What to produce - Write out the records that follow exactly. Do not include pictures.

Record excerpts -
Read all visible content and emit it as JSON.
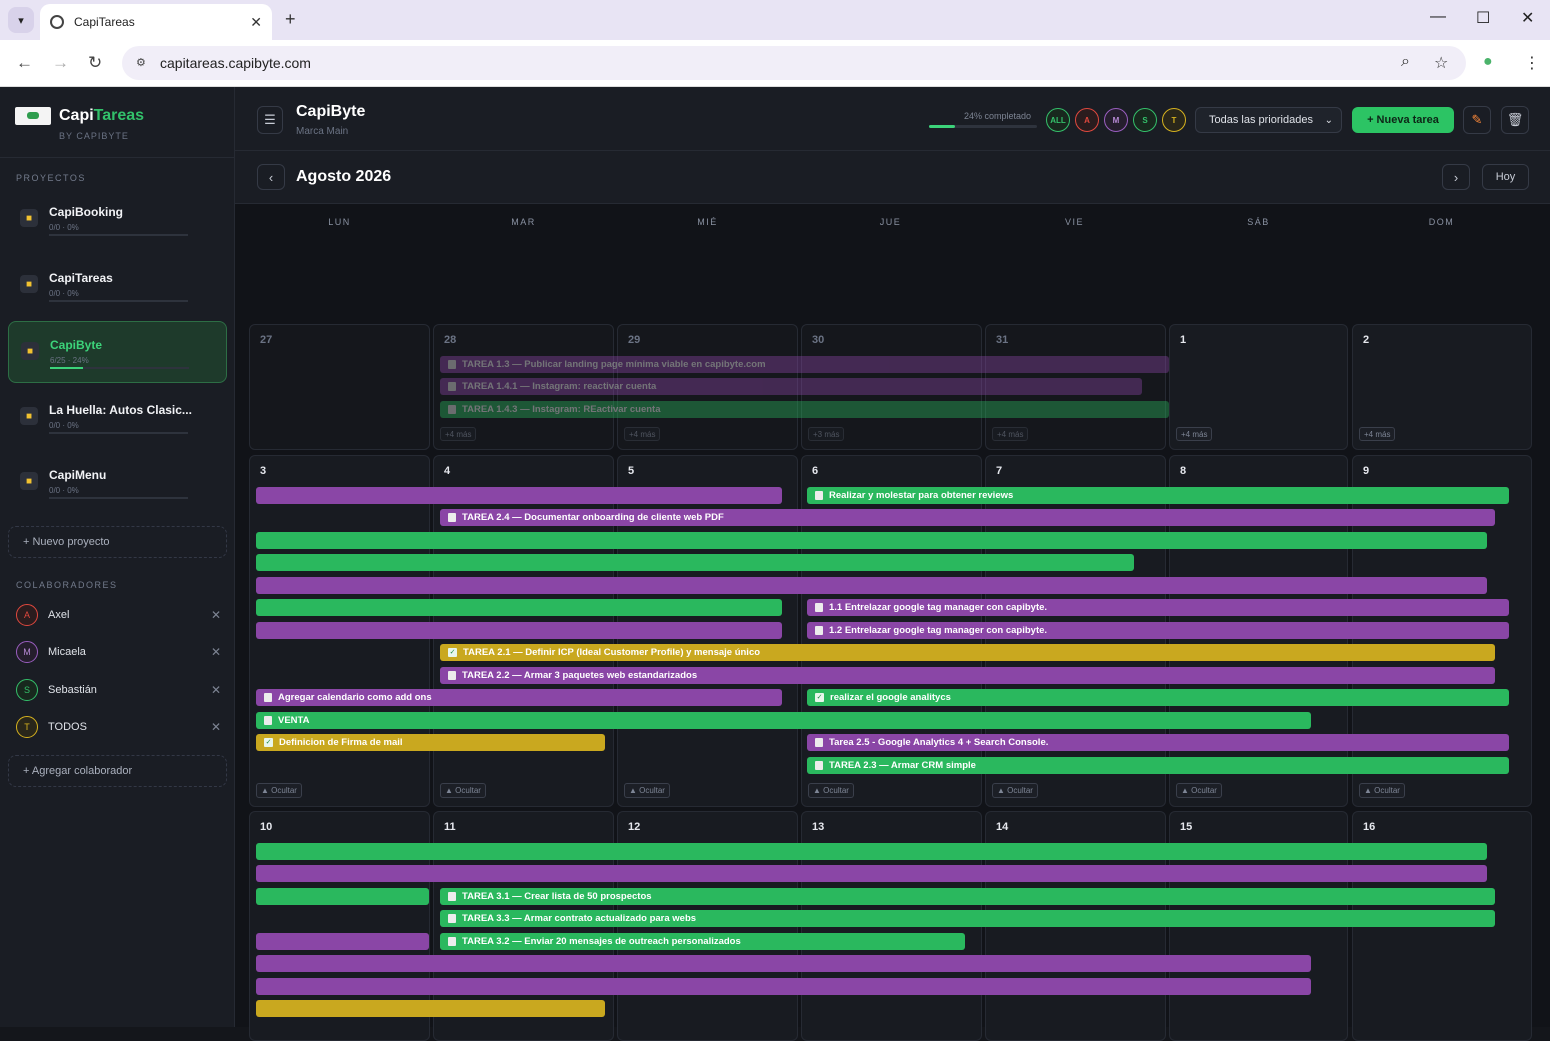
{
  "browser": {
    "tab_title": "CapiTareas",
    "url": "capitareas.capibyte.com"
  },
  "sidebar": {
    "brand_a": "Capi",
    "brand_b": "Tareas",
    "brand_sub": "BY CAPIBYTE",
    "projects_label": "PROYECTOS",
    "projects": [
      {
        "name": "CapiBooking",
        "meta": "0/0 · 0%",
        "progress": 0
      },
      {
        "name": "CapiTareas",
        "meta": "0/0 · 0%",
        "progress": 0
      },
      {
        "name": "CapiByte",
        "meta": "6/25 · 24%",
        "progress": 24
      },
      {
        "name": "La Huella: Autos Clasic...",
        "meta": "0/0 · 0%",
        "progress": 0
      },
      {
        "name": "CapiMenu",
        "meta": "0/0 · 0%",
        "progress": 0
      }
    ],
    "new_project": "+  Nuevo proyecto",
    "collab_label": "COLABORADORES",
    "collaborators": [
      {
        "initial": "A",
        "name": "Axel",
        "color": "#e0483e"
      },
      {
        "initial": "M",
        "name": "Micaela",
        "color": "#9a5ec0"
      },
      {
        "initial": "S",
        "name": "Sebastián",
        "color": "#34c06a"
      },
      {
        "initial": "T",
        "name": "TODOS",
        "color": "#d6b21f"
      }
    ],
    "add_collab": "+  Agregar colaborador"
  },
  "header": {
    "title": "CapiByte",
    "subtitle": "Marca Main",
    "progress_label": "24% completado",
    "progress": 24,
    "filters": [
      {
        "label": "ALL",
        "color": "#34c06a"
      },
      {
        "label": "A",
        "color": "#e0483e"
      },
      {
        "label": "M",
        "color": "#9a5ec0"
      },
      {
        "label": "S",
        "color": "#34c06a"
      },
      {
        "label": "T",
        "color": "#d6b21f"
      }
    ],
    "priority": "Todas las prioridades",
    "new_task": "+  Nueva tarea"
  },
  "calendar": {
    "month": "Agosto 2026",
    "today": "Hoy",
    "weekdays": [
      "LUN",
      "MAR",
      "MIÉ",
      "JUE",
      "VIE",
      "SÁB",
      "DOM"
    ],
    "weeks": [
      [
        "27",
        "28",
        "29",
        "30",
        "31",
        "1",
        "2"
      ],
      [
        "3",
        "4",
        "5",
        "6",
        "7",
        "8",
        "9"
      ],
      [
        "10",
        "11",
        "12",
        "13",
        "14",
        "15",
        "16"
      ]
    ],
    "more": [
      "+4 más",
      "+4 más",
      "+3 más",
      "+4 más",
      "+4 más",
      "+4 más"
    ],
    "hide": "▲ Ocultar",
    "tasks": {
      "w1_1": "TAREA 1.3 — Publicar landing page mínima viable en capibyte.com",
      "w1_2": "TAREA 1.4.1 — Instagram: reactivar cuenta",
      "w1_3": "TAREA 1.4.3 — Instagram: REactivar cuenta",
      "w2_1": "Realizar y molestar para obtener reviews",
      "w2_2": "TAREA 2.4 — Documentar onboarding de cliente web PDF",
      "w2_3": "1.1 Entrelazar google tag manager con capibyte.",
      "w2_4": "1.2 Entrelazar google tag manager con capibyte.",
      "w2_5": "TAREA 2.1 — Definir ICP (Ideal Customer Profile) y mensaje único",
      "w2_6": "TAREA 2.2 — Armar 3 paquetes web estandarizados",
      "w2_7": "Agregar calendario como add ons",
      "w2_8": "realizar el google analitycs",
      "w2_9": "VENTA",
      "w2_10": "Definicion de Firma de mail",
      "w2_11": "Tarea 2.5 - Google Analytics 4 + Search Console.",
      "w2_12": "TAREA 2.3 — Armar CRM simple",
      "w3_1": "TAREA 3.1 — Crear lista de 50 prospectos",
      "w3_2": "TAREA 3.3 — Armar contrato actualizado para webs",
      "w3_3": "TAREA 3.2 — Enviar 20 mensajes de outreach personalizados"
    }
  },
  "colors": {
    "green": "#2ab85e",
    "purple": "#8a46a6",
    "yellow": "#c9a81f",
    "accent": "#3cd37a"
  }
}
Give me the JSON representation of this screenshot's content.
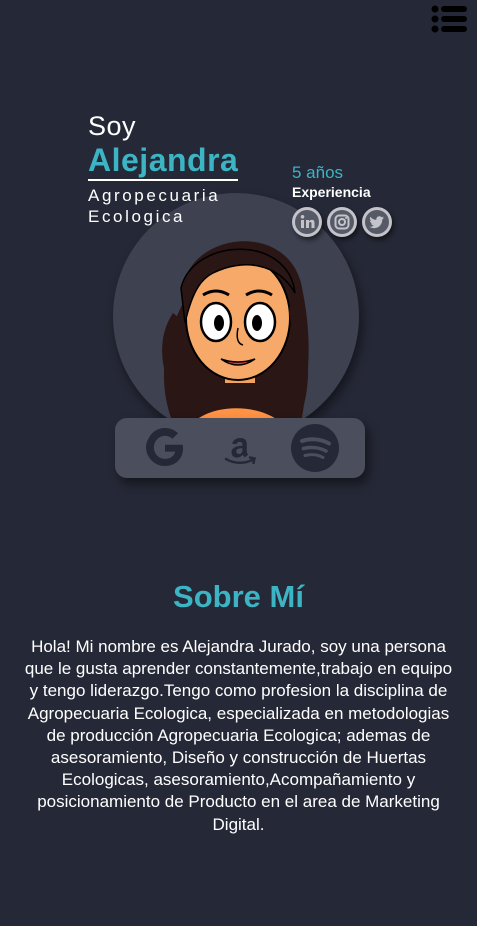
{
  "nav": {
    "menu_icon": "menu-list-icon"
  },
  "hero": {
    "greeting": "Soy",
    "name": "Alejandra",
    "role_line1": "Agropecuaria",
    "role_line2": "Ecologica",
    "experience_years": "5 años",
    "experience_label": "Experiencia",
    "socials": [
      "linkedin-icon",
      "instagram-icon",
      "twitter-icon"
    ],
    "brands": [
      "google-icon",
      "amazon-icon",
      "spotify-icon"
    ]
  },
  "about": {
    "title": "Sobre Mí",
    "text": "Hola! Mi nombre es Alejandra Jurado, soy una persona que le gusta aprender constantemente,trabajo en equipo y tengo liderazgo.Tengo como profesion la disciplina de Agropecuaria Ecologica, especializada en metodologias de producción Agropecuaria Ecologica; ademas de asesoramiento, Diseño y construcción de Huertas Ecologicas, asesoramiento,Acompañamiento y posicionamiento de Producto en el area de Marketing Digital."
  },
  "colors": {
    "background": "#252836",
    "accent": "#3cb4c4",
    "card": "#4b4f5d"
  }
}
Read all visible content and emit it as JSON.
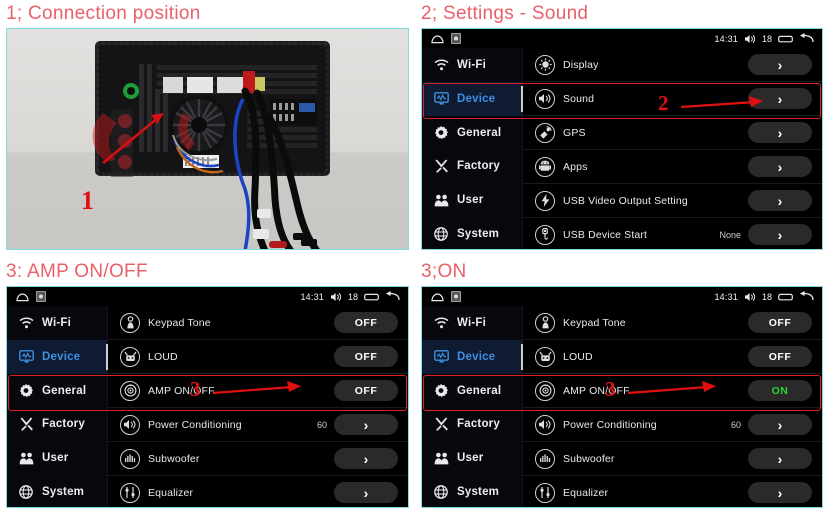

Output below -
Read all visible content and emit it as JSON.
{
  "browser": {
    "tab_title": "CapiTareas",
    "url": "capitareas.capibyte.com"
  },
  "sidebar": {
    "brand_a": "Capi",
    "brand_b": "Tareas",
    "brand_sub": "BY CAPIBYTE",
    "projects_label": "PROYECTOS",
    "projects": [
      {
        "name": "CapiBooking",
        "meta": "0/0 · 0%",
        "progress": 0
      },
      {
        "name": "CapiTareas",
        "meta": "0/0 · 0%",
        "progress": 0
      },
      {
        "name": "CapiByte",
        "meta": "6/25 · 24%",
        "progress": 24
      },
      {
        "name": "La Huella: Autos Clasic...",
        "meta": "0/0 · 0%",
        "progress": 0
      },
      {
        "name": "CapiMenu",
        "meta": "0/0 · 0%",
        "progress": 0
      }
    ],
    "new_project": "+  Nuevo proyecto",
    "collab_label": "COLABORADORES",
    "collaborators": [
      {
        "initial": "A",
        "name": "Axel",
        "color": "#e0483e"
      },
      {
        "initial": "M",
        "name": "Micaela",
        "color": "#9a5ec0"
      },
      {
        "initial": "S",
        "name": "Sebastián",
        "color": "#34c06a"
      },
      {
        "initial": "T",
        "name": "TODOS",
        "color": "#d6b21f"
      }
    ],
    "add_collab": "+  Agregar colaborador"
  },
  "header": {
    "title": "CapiByte",
    "subtitle": "Marca Main",
    "progress_label": "24% completado",
    "progress": 24,
    "filters": [
      {
        "label": "ALL",
        "color": "#34c06a"
      },
      {
        "label": "A",
        "color": "#e0483e"
      },
      {
        "label": "M",
        "color": "#9a5ec0"
      },
      {
        "label": "S",
        "color": "#34c06a"
      },
      {
        "label": "T",
        "color": "#d6b21f"
      }
    ],
    "priority": "Todas las prioridades",
    "new_task": "+  Nueva tarea"
  },
  "calendar": {
    "month": "Agosto 2026",
    "today": "Hoy",
    "weekdays": [
      "LUN",
      "MAR",
      "MIÉ",
      "JUE",
      "VIE",
      "SÁB",
      "DOM"
    ],
    "weeks": [
      [
        "27",
        "28",
        "29",
        "30",
        "31",
        "1",
        "2"
      ],
      [
        "3",
        "4",
        "5",
        "6",
        "7",
        "8",
        "9"
      ],
      [
        "10",
        "11",
        "12",
        "13",
        "14",
        "15",
        "16"
      ]
    ],
    "more": [
      "+4 más",
      "+4 más",
      "+3 más",
      "+4 más",
      "+4 más",
      "+4 más"
    ],
    "hide": "▲ Ocultar",
    "tasks": {
      "w1_1": "TAREA 1.3 — Publicar landing page mínima viable en capibyte.com",
      "w1_2": "TAREA 1.4.1 — Instagram: reactivar cuenta",
      "w1_3": "TAREA 1.4.3 — Instagram: REactivar cuenta",
      "w2_1": "Realizar y molestar para obtener reviews",
      "w2_2": "TAREA 2.4 — Documentar onboarding de cliente web PDF",
      "w2_3": "1.1 Entrelazar google tag manager con capibyte.",
      "w2_4": "1.2 Entrelazar google tag manager con capibyte.",
      "w2_5": "TAREA 2.1 — Definir ICP (Ideal Customer Profile) y mensaje único",
      "w2_6": "TAREA 2.2 — Armar 3 paquetes web estandarizados",
      "w2_7": "Agregar calendario como add ons",
      "w2_8": "realizar el google analitycs",
      "w2_9": "VENTA",
      "w2_10": "Definicion de Firma de mail",
      "w2_11": "Tarea 2.5 - Google Analytics 4 + Search Console.",
      "w2_12": "TAREA 2.3 — Armar CRM simple",
      "w3_1": "TAREA 3.1 — Crear lista de 50 prospectos",
      "w3_2": "TAREA 3.3 — Armar contrato actualizado para webs",
      "w3_3": "TAREA 3.2 — Enviar 20 mensajes de outreach personalizados"
    }
  },
  "colors": {
    "green": "#2ab85e",
    "purple": "#8a46a6",
    "yellow": "#c9a81f",
    "accent": "#3cd37a"
  }
}
Give me the JSON representation of this screenshot's content.
{
  "nav": {
    "menu_icon": "menu-list-icon"
  },
  "hero": {
    "greeting": "Soy",
    "name": "Alejandra",
    "role_line1": "Agropecuaria",
    "role_line2": "Ecologica",
    "experience_years": "5 años",
    "experience_label": "Experiencia",
    "socials": [
      "linkedin-icon",
      "instagram-icon",
      "twitter-icon"
    ],
    "brands": [
      "google-icon",
      "amazon-icon",
      "spotify-icon"
    ]
  },
  "about": {
    "title": "Sobre Mí",
    "text": "Hola! Mi nombre es Alejandra Jurado, soy una persona que le gusta aprender constantemente,trabajo en equipo y tengo liderazgo.Tengo como profesion la disciplina de Agropecuaria Ecologica, especializada en metodologias de producción Agropecuaria Ecologica; ademas de asesoramiento, Diseño y construcción de Huertas Ecologicas, asesoramiento,Acompañamiento y posicionamiento de Producto en el area de Marketing Digital."
  },
  "colors": {
    "background": "#252836",
    "accent": "#3cb4c4",
    "card": "#4b4f5d"
  }
}
Read all visible content and emit it as JSON.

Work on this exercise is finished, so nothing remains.